Louth police officer, Rebecca Stevenson, has been dismissed without notice from Lincolnshire Police today (Wednesday) after being convicted for drink-driving.
The incident took place at around 4.30am on July 2, when a member of the public in Saltfleetby was woken by the sound of Ms Stevenson’s car crashing into a dyke near her house. She recognised Ms Stevenson - who was barefoot and wearing a dressing gown - as a serving police officer.
Ms Stevenson was arrested and breathalysed, with a reading of 73 microgrammes of alcohol per 100 millilitres of breath. The legal limit is 35 microgrammes.
She pleaded guilty to the offence at Nottingham Magistrates’ Court on July 18, as reported previously.
Today’s misconduct hearing was held at Lincolnshire Police headquarters in Nettleham, near Lincoln, earlier today.
After a long deliberation this afternoon, Chief Constable Bill Skelly confirmed that Ms Stevenson, 33, from Louth, would be dismissed without notice.
Mr Skelly said: “I am determined that Lincolnshire police officers will behave in a manner that does not discredit the force.
“Both yourself and members of the public were at serious risk of life-changing harm or death.”
He added that Ms Stevenson’s behaviour was ‘not consistent’ with her role as a warranted police officer.
Earlier today, Mr Skelly was told that Ms Stevenson had been a popular, hard-working, dedicated police officer for over 12 years with no previous complaints regarding her conduct.
It was also noted that she had been ‘stressed and depressed’ at the time of the incident.

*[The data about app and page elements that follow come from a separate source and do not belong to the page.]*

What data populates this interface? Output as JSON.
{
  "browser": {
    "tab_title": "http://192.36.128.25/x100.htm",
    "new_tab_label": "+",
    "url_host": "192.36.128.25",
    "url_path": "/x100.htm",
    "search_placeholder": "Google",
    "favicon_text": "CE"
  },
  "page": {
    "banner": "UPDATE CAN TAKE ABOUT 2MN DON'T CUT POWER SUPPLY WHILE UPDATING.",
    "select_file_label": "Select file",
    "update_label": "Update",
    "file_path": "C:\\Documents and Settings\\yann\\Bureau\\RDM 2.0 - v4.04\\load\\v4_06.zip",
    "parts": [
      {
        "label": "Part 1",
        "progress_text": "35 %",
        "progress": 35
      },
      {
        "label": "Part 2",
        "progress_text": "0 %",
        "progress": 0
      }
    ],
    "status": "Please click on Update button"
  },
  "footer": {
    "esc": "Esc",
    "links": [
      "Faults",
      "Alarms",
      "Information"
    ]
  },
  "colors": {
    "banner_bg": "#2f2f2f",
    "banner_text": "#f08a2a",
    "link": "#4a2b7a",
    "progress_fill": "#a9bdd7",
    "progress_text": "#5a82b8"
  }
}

Part of Ms Stevenson’s mitigation - regarding personal and medical matters - were held in private, excluding the public and the press.

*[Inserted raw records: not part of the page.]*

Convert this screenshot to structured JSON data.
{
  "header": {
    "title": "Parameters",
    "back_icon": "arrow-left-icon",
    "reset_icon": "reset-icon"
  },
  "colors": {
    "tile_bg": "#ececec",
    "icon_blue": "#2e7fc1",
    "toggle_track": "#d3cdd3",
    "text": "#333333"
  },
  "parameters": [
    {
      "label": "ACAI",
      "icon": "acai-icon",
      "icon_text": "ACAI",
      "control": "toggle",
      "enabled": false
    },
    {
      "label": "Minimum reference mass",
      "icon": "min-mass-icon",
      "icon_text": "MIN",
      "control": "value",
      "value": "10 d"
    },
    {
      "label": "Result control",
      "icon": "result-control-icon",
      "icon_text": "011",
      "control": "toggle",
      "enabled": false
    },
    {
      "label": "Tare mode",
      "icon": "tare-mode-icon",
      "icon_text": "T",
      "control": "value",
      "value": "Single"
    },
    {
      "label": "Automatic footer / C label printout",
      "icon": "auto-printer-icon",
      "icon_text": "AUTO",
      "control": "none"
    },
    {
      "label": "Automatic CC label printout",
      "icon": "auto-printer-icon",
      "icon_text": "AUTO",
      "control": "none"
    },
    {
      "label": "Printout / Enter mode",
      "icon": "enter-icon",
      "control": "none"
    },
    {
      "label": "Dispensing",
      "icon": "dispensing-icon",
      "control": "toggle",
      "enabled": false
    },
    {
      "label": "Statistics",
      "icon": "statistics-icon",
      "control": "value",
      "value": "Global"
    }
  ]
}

Before Mr Skelly adjourned to make his decision, Ms Stevenson spoke directly and apologised for what had happened.
Ms Stevenson said: “I want to apologise to yourself (Mr Skelly) and my colleagues”, adding that she was ‘genuinely appalled’ by her behaviour and stating that she loved her job.

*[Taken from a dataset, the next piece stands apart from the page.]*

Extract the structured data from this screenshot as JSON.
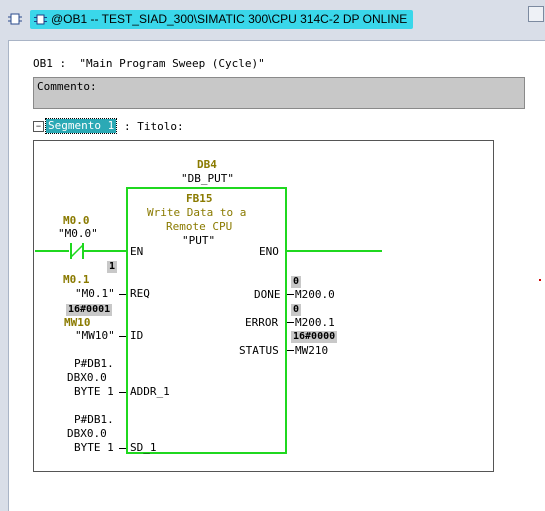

She continued: “Obviously, I regret everything that’s happened that led up to this.
“I accept the public confidence has been undermined. I am truly sorry.”
She also reassured Mr Skelly that no further incidents would ever happen again, if he were to decide that she should keep her job.
However, after the adjournment, Mr Skelly made the ‘exceptionally difficult’ decision to dismiss Ms Stevenson without notice.